Injunction Issued Against Pro-Life Groups said of "No Consequence

July 7, 2008 - 8:02 PM

(CNS) - A decision handed down by a U.S. District Judge in Chicago regarding abortion protests "is of no consequence" to the pro-life movement one advocate declared, while the National Organization of Women (NOW) hails it as a "landmark" decision.

Judge David Coar found for the plaintiff in the class action lawsuit NOW vs. Scheidler, et al.

The 35 page decision included a nationwide permanent injunction prohibits blocking, obstructing, or impeding women trying to gain access to abortion clinics, but protects the right to hold sidewalk counseling, picket, give speeches, hand out literature, and pray on public property.

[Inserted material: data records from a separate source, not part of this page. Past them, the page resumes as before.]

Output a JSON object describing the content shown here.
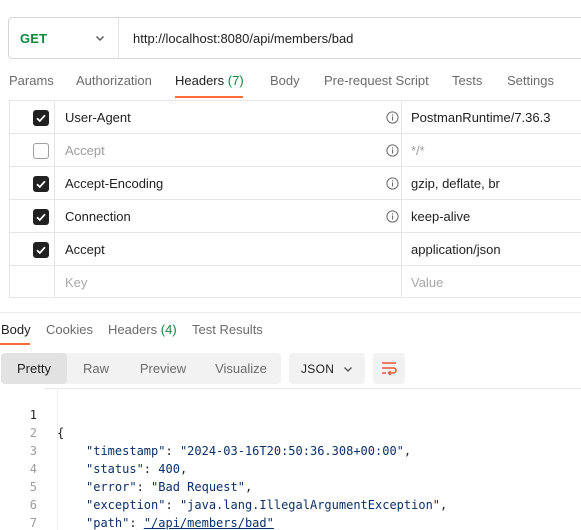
{
  "request": {
    "method": "GET",
    "url": "http://localhost:8080/api/members/bad"
  },
  "request_tabs": [
    {
      "label": "Params"
    },
    {
      "label": "Authorization"
    },
    {
      "label": "Headers",
      "count": "(7)"
    },
    {
      "label": "Body"
    },
    {
      "label": "Pre-request Script"
    },
    {
      "label": "Tests"
    },
    {
      "label": "Settings"
    }
  ],
  "headers": [
    {
      "key": "User-Agent",
      "value": "PostmanRuntime/7.36.3",
      "enabled": true,
      "info_icon": true
    },
    {
      "key": "Accept",
      "value": "*/*",
      "enabled": false,
      "info_icon": true
    },
    {
      "key": "Accept-Encoding",
      "value": "gzip, deflate, br",
      "enabled": true,
      "info_icon": true
    },
    {
      "key": "Connection",
      "value": "keep-alive",
      "enabled": true,
      "info_icon": true
    },
    {
      "key": "Accept",
      "value": "application/json",
      "enabled": true,
      "info_icon": false
    }
  ],
  "headers_placeholder": {
    "key": "Key",
    "value": "Value"
  },
  "response_tabs": [
    {
      "label": "Body"
    },
    {
      "label": "Cookies"
    },
    {
      "label": "Headers",
      "count": "(4)"
    },
    {
      "label": "Test Results"
    }
  ],
  "view_modes": [
    "Pretty",
    "Raw",
    "Preview",
    "Visualize"
  ],
  "selected_view_mode": "Pretty",
  "format": "JSON",
  "response_body": {
    "line_numbers": [
      "1",
      "2",
      "3",
      "4",
      "5",
      "6",
      "7"
    ],
    "open_brace": "{",
    "close_brace": "}",
    "fields": [
      {
        "key": "\"timestamp\"",
        "value": "\"2024-03-16T20:50:36.308+00:00\"",
        "type": "string"
      },
      {
        "key": "\"status\"",
        "value": "400",
        "type": "number"
      },
      {
        "key": "\"error\"",
        "value": "\"Bad Request\"",
        "type": "string"
      },
      {
        "key": "\"exception\"",
        "value": "\"java.lang.IllegalArgumentException\"",
        "type": "string"
      },
      {
        "key": "\"path\"",
        "value": "\"/api/members/bad\"",
        "type": "link"
      }
    ]
  },
  "colors": {
    "method_green": "#0b8a3e",
    "active_tab_underline": "#ff6c37",
    "wrap_icon": "#e8543a"
  }
}
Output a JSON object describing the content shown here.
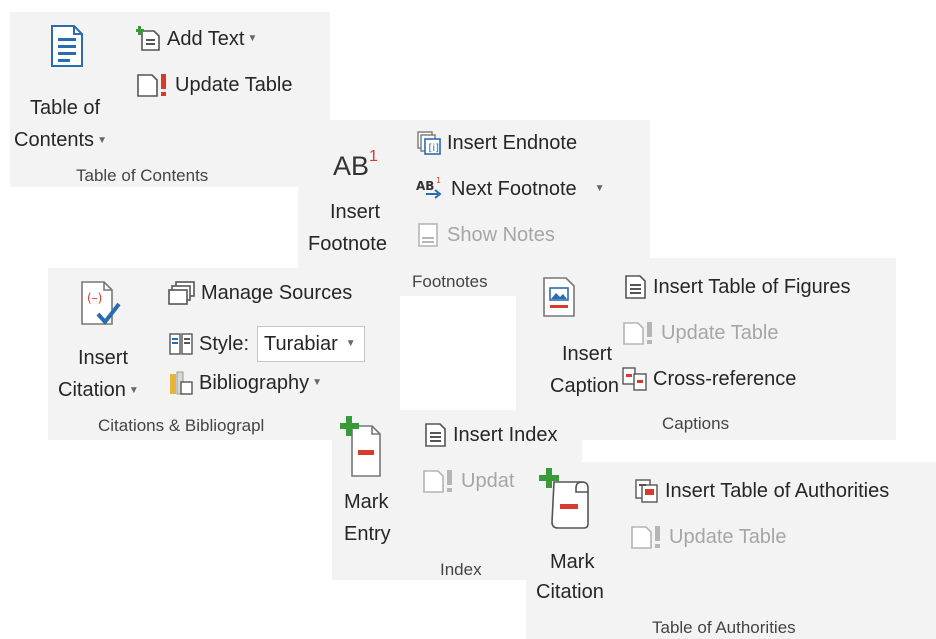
{
  "toc": {
    "big_line1": "Table of",
    "big_line2": "Contents",
    "add_text": "Add Text",
    "update_table": "Update Table",
    "group": "Table of Contents"
  },
  "footnotes": {
    "big_label": "AB",
    "big_sup": "1",
    "big_line1": "Insert",
    "big_line2": "Footnote",
    "insert_endnote": "Insert Endnote",
    "next_footnote": "Next Footnote",
    "show_notes": "Show Notes",
    "group": "Footnotes"
  },
  "citations": {
    "big_line1": "Insert",
    "big_line2": "Citation",
    "manage_sources": "Manage Sources",
    "style_label": "Style:",
    "style_value": "Turabiar",
    "bibliography": "Bibliography",
    "group": "Citations & Bibliograpl"
  },
  "captions": {
    "big_line1": "Insert",
    "big_line2": "Caption",
    "insert_tof": "Insert Table of Figures",
    "update_table": "Update Table",
    "cross_reference": "Cross-reference",
    "group": "Captions"
  },
  "index": {
    "big_line1": "Mark",
    "big_line2": "Entry",
    "insert_index": "Insert Index",
    "update": "Updat",
    "group": "Index"
  },
  "authorities": {
    "big_line1": "Mark",
    "big_line2": "Citation",
    "insert_toa": "Insert Table of Authorities",
    "update_table": "Update Table",
    "group": "Table of Authorities"
  },
  "colors": {
    "panel_bg": "#f3f3f3",
    "accent_blue": "#2b6cb0",
    "accent_red": "#d83b2b",
    "accent_green": "#3a9a3a",
    "disabled": "#a6a6a6"
  }
}
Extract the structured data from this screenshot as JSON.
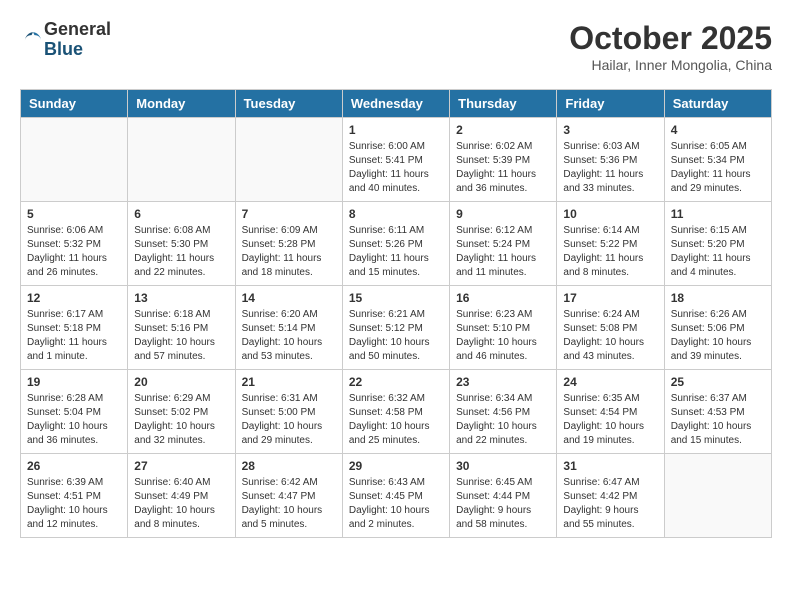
{
  "header": {
    "logo": {
      "general": "General",
      "blue": "Blue"
    },
    "title": "October 2025",
    "subtitle": "Hailar, Inner Mongolia, China"
  },
  "columns": [
    "Sunday",
    "Monday",
    "Tuesday",
    "Wednesday",
    "Thursday",
    "Friday",
    "Saturday"
  ],
  "weeks": [
    [
      {
        "day": "",
        "empty": true
      },
      {
        "day": "",
        "empty": true
      },
      {
        "day": "",
        "empty": true
      },
      {
        "day": "1",
        "sunrise": "Sunrise: 6:00 AM",
        "sunset": "Sunset: 5:41 PM",
        "daylight": "Daylight: 11 hours and 40 minutes."
      },
      {
        "day": "2",
        "sunrise": "Sunrise: 6:02 AM",
        "sunset": "Sunset: 5:39 PM",
        "daylight": "Daylight: 11 hours and 36 minutes."
      },
      {
        "day": "3",
        "sunrise": "Sunrise: 6:03 AM",
        "sunset": "Sunset: 5:36 PM",
        "daylight": "Daylight: 11 hours and 33 minutes."
      },
      {
        "day": "4",
        "sunrise": "Sunrise: 6:05 AM",
        "sunset": "Sunset: 5:34 PM",
        "daylight": "Daylight: 11 hours and 29 minutes."
      }
    ],
    [
      {
        "day": "5",
        "sunrise": "Sunrise: 6:06 AM",
        "sunset": "Sunset: 5:32 PM",
        "daylight": "Daylight: 11 hours and 26 minutes."
      },
      {
        "day": "6",
        "sunrise": "Sunrise: 6:08 AM",
        "sunset": "Sunset: 5:30 PM",
        "daylight": "Daylight: 11 hours and 22 minutes."
      },
      {
        "day": "7",
        "sunrise": "Sunrise: 6:09 AM",
        "sunset": "Sunset: 5:28 PM",
        "daylight": "Daylight: 11 hours and 18 minutes."
      },
      {
        "day": "8",
        "sunrise": "Sunrise: 6:11 AM",
        "sunset": "Sunset: 5:26 PM",
        "daylight": "Daylight: 11 hours and 15 minutes."
      },
      {
        "day": "9",
        "sunrise": "Sunrise: 6:12 AM",
        "sunset": "Sunset: 5:24 PM",
        "daylight": "Daylight: 11 hours and 11 minutes."
      },
      {
        "day": "10",
        "sunrise": "Sunrise: 6:14 AM",
        "sunset": "Sunset: 5:22 PM",
        "daylight": "Daylight: 11 hours and 8 minutes."
      },
      {
        "day": "11",
        "sunrise": "Sunrise: 6:15 AM",
        "sunset": "Sunset: 5:20 PM",
        "daylight": "Daylight: 11 hours and 4 minutes."
      }
    ],
    [
      {
        "day": "12",
        "sunrise": "Sunrise: 6:17 AM",
        "sunset": "Sunset: 5:18 PM",
        "daylight": "Daylight: 11 hours and 1 minute."
      },
      {
        "day": "13",
        "sunrise": "Sunrise: 6:18 AM",
        "sunset": "Sunset: 5:16 PM",
        "daylight": "Daylight: 10 hours and 57 minutes."
      },
      {
        "day": "14",
        "sunrise": "Sunrise: 6:20 AM",
        "sunset": "Sunset: 5:14 PM",
        "daylight": "Daylight: 10 hours and 53 minutes."
      },
      {
        "day": "15",
        "sunrise": "Sunrise: 6:21 AM",
        "sunset": "Sunset: 5:12 PM",
        "daylight": "Daylight: 10 hours and 50 minutes."
      },
      {
        "day": "16",
        "sunrise": "Sunrise: 6:23 AM",
        "sunset": "Sunset: 5:10 PM",
        "daylight": "Daylight: 10 hours and 46 minutes."
      },
      {
        "day": "17",
        "sunrise": "Sunrise: 6:24 AM",
        "sunset": "Sunset: 5:08 PM",
        "daylight": "Daylight: 10 hours and 43 minutes."
      },
      {
        "day": "18",
        "sunrise": "Sunrise: 6:26 AM",
        "sunset": "Sunset: 5:06 PM",
        "daylight": "Daylight: 10 hours and 39 minutes."
      }
    ],
    [
      {
        "day": "19",
        "sunrise": "Sunrise: 6:28 AM",
        "sunset": "Sunset: 5:04 PM",
        "daylight": "Daylight: 10 hours and 36 minutes."
      },
      {
        "day": "20",
        "sunrise": "Sunrise: 6:29 AM",
        "sunset": "Sunset: 5:02 PM",
        "daylight": "Daylight: 10 hours and 32 minutes."
      },
      {
        "day": "21",
        "sunrise": "Sunrise: 6:31 AM",
        "sunset": "Sunset: 5:00 PM",
        "daylight": "Daylight: 10 hours and 29 minutes."
      },
      {
        "day": "22",
        "sunrise": "Sunrise: 6:32 AM",
        "sunset": "Sunset: 4:58 PM",
        "daylight": "Daylight: 10 hours and 25 minutes."
      },
      {
        "day": "23",
        "sunrise": "Sunrise: 6:34 AM",
        "sunset": "Sunset: 4:56 PM",
        "daylight": "Daylight: 10 hours and 22 minutes."
      },
      {
        "day": "24",
        "sunrise": "Sunrise: 6:35 AM",
        "sunset": "Sunset: 4:54 PM",
        "daylight": "Daylight: 10 hours and 19 minutes."
      },
      {
        "day": "25",
        "sunrise": "Sunrise: 6:37 AM",
        "sunset": "Sunset: 4:53 PM",
        "daylight": "Daylight: 10 hours and 15 minutes."
      }
    ],
    [
      {
        "day": "26",
        "sunrise": "Sunrise: 6:39 AM",
        "sunset": "Sunset: 4:51 PM",
        "daylight": "Daylight: 10 hours and 12 minutes."
      },
      {
        "day": "27",
        "sunrise": "Sunrise: 6:40 AM",
        "sunset": "Sunset: 4:49 PM",
        "daylight": "Daylight: 10 hours and 8 minutes."
      },
      {
        "day": "28",
        "sunrise": "Sunrise: 6:42 AM",
        "sunset": "Sunset: 4:47 PM",
        "daylight": "Daylight: 10 hours and 5 minutes."
      },
      {
        "day": "29",
        "sunrise": "Sunrise: 6:43 AM",
        "sunset": "Sunset: 4:45 PM",
        "daylight": "Daylight: 10 hours and 2 minutes."
      },
      {
        "day": "30",
        "sunrise": "Sunrise: 6:45 AM",
        "sunset": "Sunset: 4:44 PM",
        "daylight": "Daylight: 9 hours and 58 minutes."
      },
      {
        "day": "31",
        "sunrise": "Sunrise: 6:47 AM",
        "sunset": "Sunset: 4:42 PM",
        "daylight": "Daylight: 9 hours and 55 minutes."
      },
      {
        "day": "",
        "empty": true
      }
    ]
  ]
}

The decision stated that unknown "persons associated with" pro-life groups had undertaken "numerous, repeated acts of racketeering," by blocking access to clinics.

"The things he (Coar) told us we can't do we haven't been doing for years anyway," Joe Scheidler, director of the Pro-Life Action League (PLAL), and one of the named defendants in the lawsuit, said in an interview with "The injunction is of no consequence that I can see unless they start interpreting broadly."

Scheidler said that since NOW filed the lawsuit, 13 years ago, protest tactics have evolved and become much more effective. Prayer vigils, sidewalk counseling, picture distribution, and conversation have replaced sit-down strikes and blocking clinic doors.

"We talked 35 women out of having abortions one time by praying with them as opposed to a few with the blockades. They approach us now, because we've made ourselves more approachable," said Scheidler.

"The judge was so fearful of violating the first amendment that he allowed us to do the things that were most effective anyway," Scheidler said.

The Pro-Life Action League said it will appeal the decision, though, because of its many "errors of fact." Scheidler remarked that it read "almost like a novel," and was filled with "things that just didn't happen." According to Scheidler, members of PLAL are confident they will win the appeal.

Judge Coar tripled the damage payment a jury awarded the two clinics that originally filed the suit, to compensate for "extra security measures" they had to take due to Pro-Life protests. The total payment comes to around $350,000, and PLAL hopes that will be struck down in the appeals process.

NOW said it did not have a spokesperson available for comment but in a press release sent to applauded the decision and its national jurisdiction. According to the release, NOW lobbyists had previously applied for local injunctions against what it terms "Anti-Abortion Terrorists" but said this is the first such nationwide action, "ensuring access (to clinics) for women across the country."